SUPPLIED ENTRIES:

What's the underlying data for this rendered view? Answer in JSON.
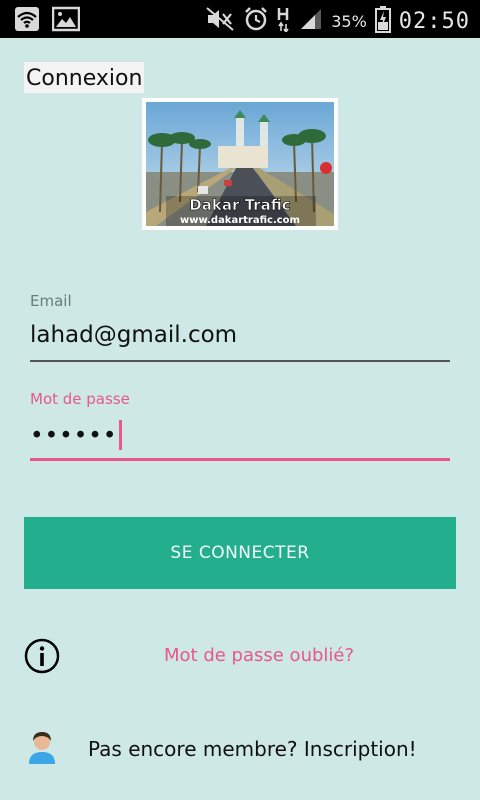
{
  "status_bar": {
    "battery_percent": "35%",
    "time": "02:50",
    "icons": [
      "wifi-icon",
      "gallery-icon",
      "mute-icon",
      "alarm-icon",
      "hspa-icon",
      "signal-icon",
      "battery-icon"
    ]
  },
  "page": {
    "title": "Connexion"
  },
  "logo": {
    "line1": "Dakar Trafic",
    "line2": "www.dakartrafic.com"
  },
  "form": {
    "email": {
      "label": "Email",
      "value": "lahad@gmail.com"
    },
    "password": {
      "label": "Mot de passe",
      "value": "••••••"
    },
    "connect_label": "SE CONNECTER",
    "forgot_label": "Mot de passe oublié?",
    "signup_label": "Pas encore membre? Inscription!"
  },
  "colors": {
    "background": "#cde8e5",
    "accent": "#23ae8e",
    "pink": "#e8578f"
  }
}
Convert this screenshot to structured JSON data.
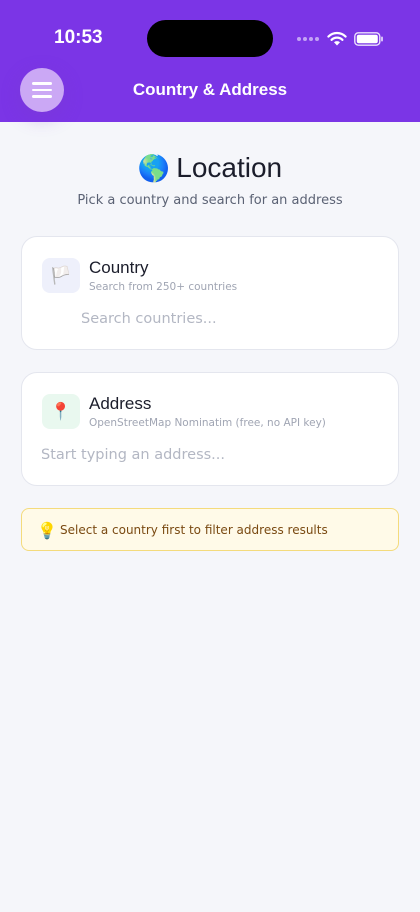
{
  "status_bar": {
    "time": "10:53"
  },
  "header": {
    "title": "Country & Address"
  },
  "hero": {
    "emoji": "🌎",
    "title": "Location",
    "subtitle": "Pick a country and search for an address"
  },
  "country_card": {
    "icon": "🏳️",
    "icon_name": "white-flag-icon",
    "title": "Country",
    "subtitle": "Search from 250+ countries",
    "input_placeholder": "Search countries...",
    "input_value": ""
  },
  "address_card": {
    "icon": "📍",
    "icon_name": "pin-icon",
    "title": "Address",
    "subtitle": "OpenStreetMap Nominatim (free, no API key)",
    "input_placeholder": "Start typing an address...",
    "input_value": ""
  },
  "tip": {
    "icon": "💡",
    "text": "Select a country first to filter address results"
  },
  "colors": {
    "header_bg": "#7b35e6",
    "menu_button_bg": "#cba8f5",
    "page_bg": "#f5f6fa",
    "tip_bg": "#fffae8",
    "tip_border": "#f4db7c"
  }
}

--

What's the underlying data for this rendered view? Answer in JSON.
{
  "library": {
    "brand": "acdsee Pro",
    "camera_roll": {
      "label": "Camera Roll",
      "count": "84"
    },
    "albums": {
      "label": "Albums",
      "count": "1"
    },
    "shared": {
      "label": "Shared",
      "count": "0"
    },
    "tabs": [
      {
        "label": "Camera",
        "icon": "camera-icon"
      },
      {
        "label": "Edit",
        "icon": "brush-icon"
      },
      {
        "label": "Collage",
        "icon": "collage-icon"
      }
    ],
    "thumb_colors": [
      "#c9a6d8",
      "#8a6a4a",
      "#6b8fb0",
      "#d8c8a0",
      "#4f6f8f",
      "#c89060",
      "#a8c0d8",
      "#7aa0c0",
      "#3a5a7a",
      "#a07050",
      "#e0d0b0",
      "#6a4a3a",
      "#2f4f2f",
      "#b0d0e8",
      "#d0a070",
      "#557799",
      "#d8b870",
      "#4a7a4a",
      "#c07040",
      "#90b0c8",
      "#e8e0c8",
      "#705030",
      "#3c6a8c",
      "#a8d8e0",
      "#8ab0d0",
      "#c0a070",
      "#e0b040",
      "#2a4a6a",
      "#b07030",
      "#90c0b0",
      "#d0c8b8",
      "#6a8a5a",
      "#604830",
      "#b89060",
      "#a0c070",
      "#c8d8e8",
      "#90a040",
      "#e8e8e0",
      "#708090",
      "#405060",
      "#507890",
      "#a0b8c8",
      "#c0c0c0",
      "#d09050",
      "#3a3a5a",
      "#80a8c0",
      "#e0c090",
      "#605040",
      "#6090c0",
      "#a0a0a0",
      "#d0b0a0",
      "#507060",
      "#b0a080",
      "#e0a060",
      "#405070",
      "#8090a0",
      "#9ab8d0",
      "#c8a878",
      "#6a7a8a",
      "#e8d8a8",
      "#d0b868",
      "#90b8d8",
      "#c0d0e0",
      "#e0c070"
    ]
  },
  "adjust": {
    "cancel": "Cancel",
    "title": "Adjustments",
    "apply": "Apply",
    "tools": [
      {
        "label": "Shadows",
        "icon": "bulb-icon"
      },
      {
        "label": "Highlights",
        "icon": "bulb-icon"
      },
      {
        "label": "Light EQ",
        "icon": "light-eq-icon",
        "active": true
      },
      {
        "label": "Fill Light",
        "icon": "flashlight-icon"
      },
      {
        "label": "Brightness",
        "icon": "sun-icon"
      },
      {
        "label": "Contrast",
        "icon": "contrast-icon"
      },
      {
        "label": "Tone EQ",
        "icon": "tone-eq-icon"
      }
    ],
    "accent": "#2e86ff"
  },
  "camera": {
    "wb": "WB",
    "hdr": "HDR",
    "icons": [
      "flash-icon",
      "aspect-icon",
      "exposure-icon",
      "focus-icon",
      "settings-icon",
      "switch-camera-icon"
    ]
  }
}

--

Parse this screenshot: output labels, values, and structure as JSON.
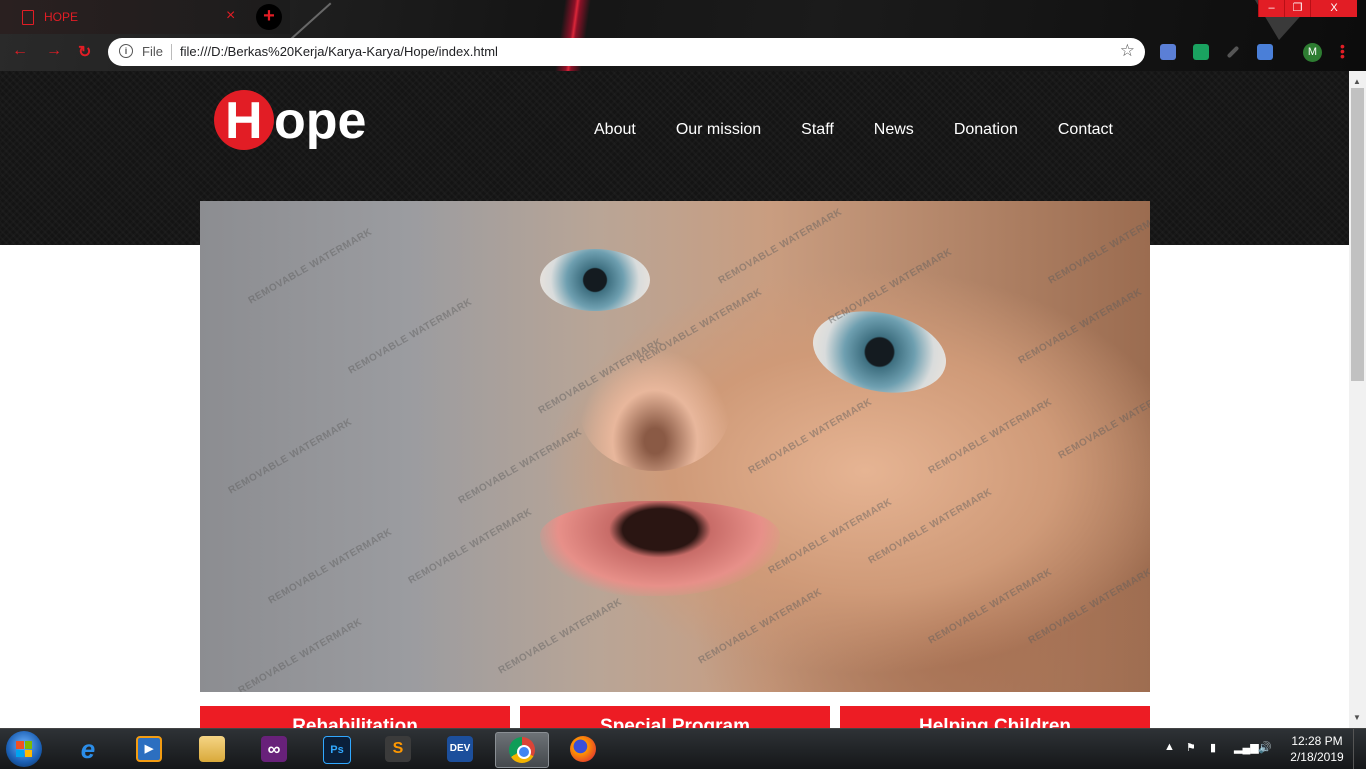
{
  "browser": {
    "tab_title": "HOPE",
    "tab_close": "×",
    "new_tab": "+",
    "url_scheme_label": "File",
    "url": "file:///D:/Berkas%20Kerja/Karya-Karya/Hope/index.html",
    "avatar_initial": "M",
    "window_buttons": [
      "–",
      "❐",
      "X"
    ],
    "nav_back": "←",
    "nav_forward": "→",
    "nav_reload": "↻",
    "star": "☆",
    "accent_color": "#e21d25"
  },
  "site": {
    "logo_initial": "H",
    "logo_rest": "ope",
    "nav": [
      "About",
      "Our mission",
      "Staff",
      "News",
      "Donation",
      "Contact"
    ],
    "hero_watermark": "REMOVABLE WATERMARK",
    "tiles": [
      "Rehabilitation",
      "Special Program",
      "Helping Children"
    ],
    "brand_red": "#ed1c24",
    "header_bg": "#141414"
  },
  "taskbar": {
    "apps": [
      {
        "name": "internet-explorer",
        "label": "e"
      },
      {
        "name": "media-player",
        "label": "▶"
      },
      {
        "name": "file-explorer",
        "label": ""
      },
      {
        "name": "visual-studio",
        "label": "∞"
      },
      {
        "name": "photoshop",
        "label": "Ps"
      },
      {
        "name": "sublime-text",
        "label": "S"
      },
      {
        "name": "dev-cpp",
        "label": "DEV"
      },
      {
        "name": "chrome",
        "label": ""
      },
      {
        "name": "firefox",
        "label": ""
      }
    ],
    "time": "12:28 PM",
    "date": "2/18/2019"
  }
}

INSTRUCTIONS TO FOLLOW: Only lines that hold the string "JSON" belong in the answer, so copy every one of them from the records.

FINAL ANSWER:
What's the underlying data for this rendered view? Answer in JSON.
Convert this screenshot to structured JSON data.
What's the underlying data for this rendered view? Answer in JSON.
Parse this screenshot: output labels, values, and structure as JSON.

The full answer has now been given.